THE Vatican has warned Britain that it risks violating a longstanding treaty by transferring its Embassy to the Holy See to premises within the British Embassy to Italy.
A team from the Foreign and Commonwealth Office is being sent to Rome this week in an attempt to avert a diplomatic row over the move, which the FCO insists is not a merger.
Cardinal Angelo Sodano, the Pope’s Secretary of State (Prime Minister), has notified London that under the 1929 Lateran Treaty between Italy and Vatican City, the Vatican has “sovereign status” and is entitled to foreign missions separate from Italy.
Francis Campbell, 35, the new British Ambassador to the Vatican, presented his credentials to Pope Benedict XVI just before Christmas.
He is working, however, from offices within the British Embassy to Italy with a reduced staff after the closure of the offices of the Embassy to the Holy See on Via Condotti.
Mr Campbell still occupies Villa Drusiana, the official residence of British ambassadors to the Vatican, a rented villa near the Appian Way. But staff have been dismissed and the villa is to be handed back to its owners at the end of this month. The new Ambassador to the Holy See is due to move into a building in the grounds of Villa Wolkonsky, the residence of Sir Ivor Roberts, the Ambassador to Italy.
British officials insist that the missions to Italy and the Vatican remain juridically and administratively distinct. Vatican sources, however, argue that senior Holy See officials cannot be expected to go to Villa Wolkonsky.

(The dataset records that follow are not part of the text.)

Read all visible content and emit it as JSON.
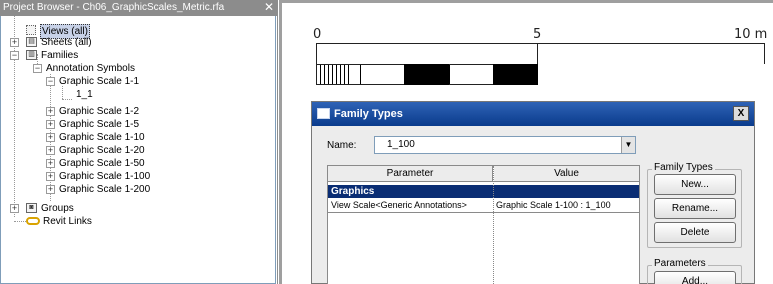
{
  "project_browser": {
    "title": "Project Browser - Ch06_GraphicScales_Metric.rfa",
    "close_glyph": "✕",
    "views_label": "Views (all)",
    "sheets_label": "Sheets (all)",
    "families_label": "Families",
    "annotation_symbols_label": "Annotation Symbols",
    "expanded_family_label": "Graphic Scale 1-1",
    "expanded_type_label": "1_1",
    "collapsed_families": [
      "Graphic Scale 1-2",
      "Graphic Scale 1-5",
      "Graphic Scale 1-10",
      "Graphic Scale 1-20",
      "Graphic Scale 1-50",
      "Graphic Scale 1-100",
      "Graphic Scale 1-200"
    ],
    "groups_label": "Groups",
    "revit_links_label": "Revit Links"
  },
  "canvas": {
    "scale_labels": [
      "0",
      "5",
      "10 m"
    ]
  },
  "dialog": {
    "title": "Family Types",
    "close_glyph": "X",
    "name_label": "Name:",
    "name_value": "1_100",
    "dropdown_glyph": "▼",
    "table": {
      "col_parameter": "Parameter",
      "col_value": "Value",
      "group_label": "Graphics",
      "row_parameter": "View Scale<Generic Annotations>",
      "row_value": "Graphic Scale 1-100 : 1_100"
    },
    "family_types_group_label": "Family Types",
    "new_button": "New...",
    "rename_button": "Rename...",
    "delete_button": "Delete",
    "parameters_group_label": "Parameters",
    "add_button": "Add..."
  },
  "colors": {
    "dialog_title_bar": "#0a3b8c",
    "group_row": "#0a2d74",
    "browser_title_bar": "#8c8c8c"
  }
}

The Foreign Office has justified the closure of the Via Condotti offices and Villa Drusiana on cost-cutting and security grounds. The residence costs €10,000 (£6,860) a month to rent before the cost of security, housekeeping and gardening staff.
In a recent interview with The Times Mr Campbell defended the closure, saying that garden parties and other “19th-century” diplomatic methods were out of date. But the villa and its lovingly tended English-style garden have in the past been an effective and discreet setting for diplomatic and religious encounters.

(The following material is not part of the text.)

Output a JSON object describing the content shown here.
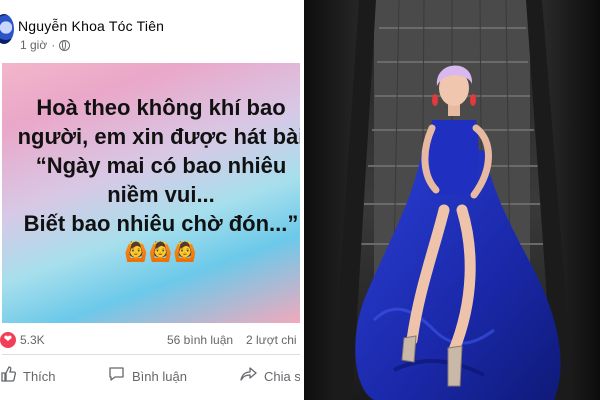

By-the-by, any reports I've heard about Mr Campbell have been positive and it's quite something that a Northern Irish Catholic should land this job. (Some trivia - the Nuncio responsible for the dioceses of Northern Ireland is in fact the Dublin-based nuncio to Ireland not the nuncio to London)